However, on the ground  along the trails some flowers  are finally starting to appear.  I came upon some pretty and delicate  Virginia spring beauty flowers.

A few common blue violets were now in bloom,

as were purple-dead nettles and 

the delicate flowers of the ground ivy

Even the lowly dandelion flowers were a welcome sight after the drab and  colorless months of Winter. 

Continuing my walk near the beaver lodges and muskrat dens, I finally spotted  a muskrat feeding on something in the waters of one of the ponds. 

There were also a few turtles sitting on a log, which surprised me on this foggy and cool morning. 

I was also surprised to see the downy woodpecker perched on a cattail reed and looking  for insects.

In the nearby woods I was happy to see this hermit  thrush return to the wetlands. Some of these birds remain in our area in the Winter but I didn’t see any this past Winter, and I hope it is staying here and not just passing through on its’s way further north. 

After seeing the hermit  thrush  I usually do I walked in the river lands area of the nature preserve. 

There were  plenty of fishermen  along the shores of lake Took-A-While.  

The presence of the  fishermen didn’t keep the double-breasted cormorants from swimming on the lake. Occasionally they would take off in a group and fly to another part of the lake in search of fish. 

As I walked along the trail between the lake the old  canal,

I was surprised again, this time to find these mushrooms growing along the trail. I believe they are mica cap mushrooms. I am looking forward to another season of searching for wild edible mushrooms. 

In a nearby tree this squirrel was looking down at me as I walked past.

I walked  past the lake and on to the Riverside trail. You can again see the hint of green in the trees along the trail. 

And, on the ground, I was delighted to find the trout lilies were blooming. 

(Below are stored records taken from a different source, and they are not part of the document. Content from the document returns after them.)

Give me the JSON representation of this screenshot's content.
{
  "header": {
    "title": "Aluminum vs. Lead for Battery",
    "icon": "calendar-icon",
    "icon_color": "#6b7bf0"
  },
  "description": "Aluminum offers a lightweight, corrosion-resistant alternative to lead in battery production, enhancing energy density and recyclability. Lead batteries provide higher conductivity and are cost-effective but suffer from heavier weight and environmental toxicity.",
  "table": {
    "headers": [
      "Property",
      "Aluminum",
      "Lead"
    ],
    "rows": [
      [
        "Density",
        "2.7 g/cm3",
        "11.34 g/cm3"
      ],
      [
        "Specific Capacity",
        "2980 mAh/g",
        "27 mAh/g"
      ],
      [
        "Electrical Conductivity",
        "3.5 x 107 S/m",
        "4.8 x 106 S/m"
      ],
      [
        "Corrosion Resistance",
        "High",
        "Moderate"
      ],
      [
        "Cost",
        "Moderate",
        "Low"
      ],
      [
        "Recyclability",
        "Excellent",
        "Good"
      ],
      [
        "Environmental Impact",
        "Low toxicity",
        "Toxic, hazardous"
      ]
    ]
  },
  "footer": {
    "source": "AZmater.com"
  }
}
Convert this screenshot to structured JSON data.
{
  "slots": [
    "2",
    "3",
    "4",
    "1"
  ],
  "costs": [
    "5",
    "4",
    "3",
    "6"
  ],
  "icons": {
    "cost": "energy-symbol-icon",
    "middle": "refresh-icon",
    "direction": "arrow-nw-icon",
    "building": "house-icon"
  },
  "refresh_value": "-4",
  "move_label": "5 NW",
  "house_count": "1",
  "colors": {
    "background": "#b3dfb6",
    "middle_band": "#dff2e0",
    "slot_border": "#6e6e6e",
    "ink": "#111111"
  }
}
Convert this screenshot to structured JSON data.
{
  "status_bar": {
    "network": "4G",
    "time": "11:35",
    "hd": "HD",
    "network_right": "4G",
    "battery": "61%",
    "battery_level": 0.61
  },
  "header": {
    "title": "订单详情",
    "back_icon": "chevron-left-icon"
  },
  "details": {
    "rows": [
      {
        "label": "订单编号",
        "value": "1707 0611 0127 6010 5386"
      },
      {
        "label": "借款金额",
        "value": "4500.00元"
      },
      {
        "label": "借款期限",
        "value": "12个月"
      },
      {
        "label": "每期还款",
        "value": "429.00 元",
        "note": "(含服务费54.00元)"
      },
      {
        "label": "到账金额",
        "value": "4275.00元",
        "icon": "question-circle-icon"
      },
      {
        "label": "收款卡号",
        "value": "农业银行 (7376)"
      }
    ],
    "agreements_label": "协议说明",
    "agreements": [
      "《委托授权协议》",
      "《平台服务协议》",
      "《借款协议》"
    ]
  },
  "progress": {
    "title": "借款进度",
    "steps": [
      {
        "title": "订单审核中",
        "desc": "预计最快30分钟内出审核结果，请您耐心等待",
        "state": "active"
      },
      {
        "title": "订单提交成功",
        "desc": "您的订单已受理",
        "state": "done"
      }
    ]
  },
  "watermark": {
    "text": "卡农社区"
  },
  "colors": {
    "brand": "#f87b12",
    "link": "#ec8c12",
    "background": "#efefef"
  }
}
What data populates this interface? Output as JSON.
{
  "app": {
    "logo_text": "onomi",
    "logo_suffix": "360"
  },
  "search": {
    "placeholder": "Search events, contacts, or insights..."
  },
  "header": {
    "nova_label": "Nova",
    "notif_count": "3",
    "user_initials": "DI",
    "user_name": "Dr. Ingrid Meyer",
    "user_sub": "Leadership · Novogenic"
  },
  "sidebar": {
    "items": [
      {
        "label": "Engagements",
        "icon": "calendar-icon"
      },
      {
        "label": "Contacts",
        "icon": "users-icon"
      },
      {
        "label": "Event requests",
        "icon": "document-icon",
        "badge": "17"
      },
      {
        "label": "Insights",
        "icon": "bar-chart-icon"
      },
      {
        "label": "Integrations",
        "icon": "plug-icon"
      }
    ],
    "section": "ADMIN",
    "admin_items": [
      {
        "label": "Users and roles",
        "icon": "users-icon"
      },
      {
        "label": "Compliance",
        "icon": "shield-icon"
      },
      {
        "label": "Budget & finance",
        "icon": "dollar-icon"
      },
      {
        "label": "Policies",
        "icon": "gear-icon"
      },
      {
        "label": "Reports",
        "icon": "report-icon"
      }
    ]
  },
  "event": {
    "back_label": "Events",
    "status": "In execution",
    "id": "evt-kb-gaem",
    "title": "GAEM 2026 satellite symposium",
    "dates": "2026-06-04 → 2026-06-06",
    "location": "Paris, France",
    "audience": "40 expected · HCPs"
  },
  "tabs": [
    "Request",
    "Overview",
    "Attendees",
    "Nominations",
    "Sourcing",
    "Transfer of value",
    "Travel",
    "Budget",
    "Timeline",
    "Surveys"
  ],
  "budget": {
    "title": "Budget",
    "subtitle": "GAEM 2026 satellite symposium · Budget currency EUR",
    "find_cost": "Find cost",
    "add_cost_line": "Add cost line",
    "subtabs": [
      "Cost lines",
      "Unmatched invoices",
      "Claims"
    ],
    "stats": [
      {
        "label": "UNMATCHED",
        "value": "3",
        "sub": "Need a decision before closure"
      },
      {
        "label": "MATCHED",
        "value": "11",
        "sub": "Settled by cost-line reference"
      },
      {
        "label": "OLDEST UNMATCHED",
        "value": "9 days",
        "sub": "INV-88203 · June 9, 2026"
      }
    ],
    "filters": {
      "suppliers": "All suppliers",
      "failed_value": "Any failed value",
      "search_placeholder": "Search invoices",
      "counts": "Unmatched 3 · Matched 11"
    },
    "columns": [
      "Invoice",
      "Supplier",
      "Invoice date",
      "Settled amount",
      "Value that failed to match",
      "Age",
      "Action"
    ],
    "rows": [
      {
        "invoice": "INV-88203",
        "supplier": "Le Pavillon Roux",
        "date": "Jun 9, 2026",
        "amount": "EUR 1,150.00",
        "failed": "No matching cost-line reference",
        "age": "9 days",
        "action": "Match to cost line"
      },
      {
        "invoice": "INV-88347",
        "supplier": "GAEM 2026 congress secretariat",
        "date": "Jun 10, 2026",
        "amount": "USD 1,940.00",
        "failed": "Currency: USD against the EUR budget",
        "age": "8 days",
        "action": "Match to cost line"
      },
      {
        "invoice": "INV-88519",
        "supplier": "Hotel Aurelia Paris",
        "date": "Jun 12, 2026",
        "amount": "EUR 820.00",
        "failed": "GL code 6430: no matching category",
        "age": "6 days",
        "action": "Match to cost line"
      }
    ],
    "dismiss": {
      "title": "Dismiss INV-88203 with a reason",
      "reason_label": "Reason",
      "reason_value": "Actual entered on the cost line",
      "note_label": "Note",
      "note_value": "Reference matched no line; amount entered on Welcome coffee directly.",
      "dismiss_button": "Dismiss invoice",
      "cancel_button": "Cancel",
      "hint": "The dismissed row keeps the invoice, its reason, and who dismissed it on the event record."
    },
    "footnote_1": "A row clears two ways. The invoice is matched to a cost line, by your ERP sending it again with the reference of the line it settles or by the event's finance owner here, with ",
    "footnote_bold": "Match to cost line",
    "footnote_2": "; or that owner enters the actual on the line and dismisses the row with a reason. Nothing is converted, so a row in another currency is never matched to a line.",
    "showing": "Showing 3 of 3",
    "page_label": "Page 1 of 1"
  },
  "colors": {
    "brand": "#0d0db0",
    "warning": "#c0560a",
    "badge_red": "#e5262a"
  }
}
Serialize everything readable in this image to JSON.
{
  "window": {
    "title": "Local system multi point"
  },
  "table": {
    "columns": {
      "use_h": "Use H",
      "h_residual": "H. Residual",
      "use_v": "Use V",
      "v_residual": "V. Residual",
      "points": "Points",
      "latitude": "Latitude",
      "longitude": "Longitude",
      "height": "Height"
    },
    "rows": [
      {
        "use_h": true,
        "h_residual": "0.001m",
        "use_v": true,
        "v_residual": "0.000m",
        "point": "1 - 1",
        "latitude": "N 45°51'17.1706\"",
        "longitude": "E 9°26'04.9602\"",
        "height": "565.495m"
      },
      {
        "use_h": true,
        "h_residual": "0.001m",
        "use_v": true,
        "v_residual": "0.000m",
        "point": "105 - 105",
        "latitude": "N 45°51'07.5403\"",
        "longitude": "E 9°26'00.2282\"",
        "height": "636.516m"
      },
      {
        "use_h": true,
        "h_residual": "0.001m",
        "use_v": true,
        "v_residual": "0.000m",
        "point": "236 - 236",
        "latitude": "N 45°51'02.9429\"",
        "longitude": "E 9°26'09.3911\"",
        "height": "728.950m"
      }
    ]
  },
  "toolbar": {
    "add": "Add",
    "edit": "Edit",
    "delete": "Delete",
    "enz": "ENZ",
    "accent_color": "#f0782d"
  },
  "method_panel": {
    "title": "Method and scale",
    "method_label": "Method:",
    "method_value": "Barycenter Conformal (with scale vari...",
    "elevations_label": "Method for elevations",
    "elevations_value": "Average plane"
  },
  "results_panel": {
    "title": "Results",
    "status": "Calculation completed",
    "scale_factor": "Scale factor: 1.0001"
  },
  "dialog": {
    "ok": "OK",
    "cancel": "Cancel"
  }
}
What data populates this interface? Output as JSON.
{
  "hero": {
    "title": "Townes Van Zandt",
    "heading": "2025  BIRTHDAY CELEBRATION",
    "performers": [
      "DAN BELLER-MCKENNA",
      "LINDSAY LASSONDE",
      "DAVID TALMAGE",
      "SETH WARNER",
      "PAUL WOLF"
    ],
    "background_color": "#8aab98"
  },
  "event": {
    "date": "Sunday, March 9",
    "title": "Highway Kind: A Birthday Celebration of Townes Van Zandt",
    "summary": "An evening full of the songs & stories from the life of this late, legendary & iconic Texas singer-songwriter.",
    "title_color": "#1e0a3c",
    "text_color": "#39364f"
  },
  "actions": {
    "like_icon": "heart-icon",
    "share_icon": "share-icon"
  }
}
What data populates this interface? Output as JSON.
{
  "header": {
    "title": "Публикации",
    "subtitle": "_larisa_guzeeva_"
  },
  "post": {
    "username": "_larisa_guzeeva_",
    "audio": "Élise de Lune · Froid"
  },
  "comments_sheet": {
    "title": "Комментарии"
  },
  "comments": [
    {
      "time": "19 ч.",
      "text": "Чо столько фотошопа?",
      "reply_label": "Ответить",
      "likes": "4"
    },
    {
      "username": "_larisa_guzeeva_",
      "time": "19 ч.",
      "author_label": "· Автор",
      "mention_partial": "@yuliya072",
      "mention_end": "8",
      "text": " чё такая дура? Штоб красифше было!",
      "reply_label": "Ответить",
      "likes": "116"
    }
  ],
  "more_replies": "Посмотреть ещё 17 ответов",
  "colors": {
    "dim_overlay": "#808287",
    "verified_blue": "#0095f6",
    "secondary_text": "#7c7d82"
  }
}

A native plant these flowers are named after their leaves which resemble  brook trout. They are one of the first native flowers to bloom in our woodlands. 

After enjoying the trout lilies I began my two mile hike back to my car in the woods. The fog had lifted and some breaks appeared in the clouds. 

In the wetlands more turtles made their appearance, as did a number of frogs. Most of the frogs jumped into the vernal pools of water along the trail. This one, I believe it’s a small bullfrog, sat still long enough for me to get a photo. 

The sun began to shine through the clouds as I hiked in the wetlands. 

And it brought out this huge snapping turtle, for a few minutes anyway. It quickly submerged under the muddy waters as I walked by,

As I approached the parking lot I saw this great blue heron perched in a tree. 

It appeared it was just finishing swallowing a fish or frog and seemed to be clearing it’s throat as I watched. 

Once again I stopped to visit the bald eagles nest.  This time both parents were home. 

I watched for a while and was treated to the magnificent and piercing  cries of the eagle sitting in the nest.  It is always a wonderful experience to see  our Nation’s symbol in the wild and free. This is a link to a gallery with some more photos of the eagles, great blue herons and other birds I saw on my hike. Susquehanna Wetlands birds April 10 2021. 

Once again I enjoyed the natural beauty of the wetlands and I enjoy even more sharing it with the folks who follow my blog. It is Tuesday morning as I finish this one and I am already looking forward to another hike this weekend. But  now it time to head to the office. Here is a link to another gallery with more photos  from my hike. Susquehanna Wetlands April 10 2021. 

The most beautiful gift of nature is that it gives one pleasure to look around and try to comprehend what we see. Albert Einstein






































This is my first post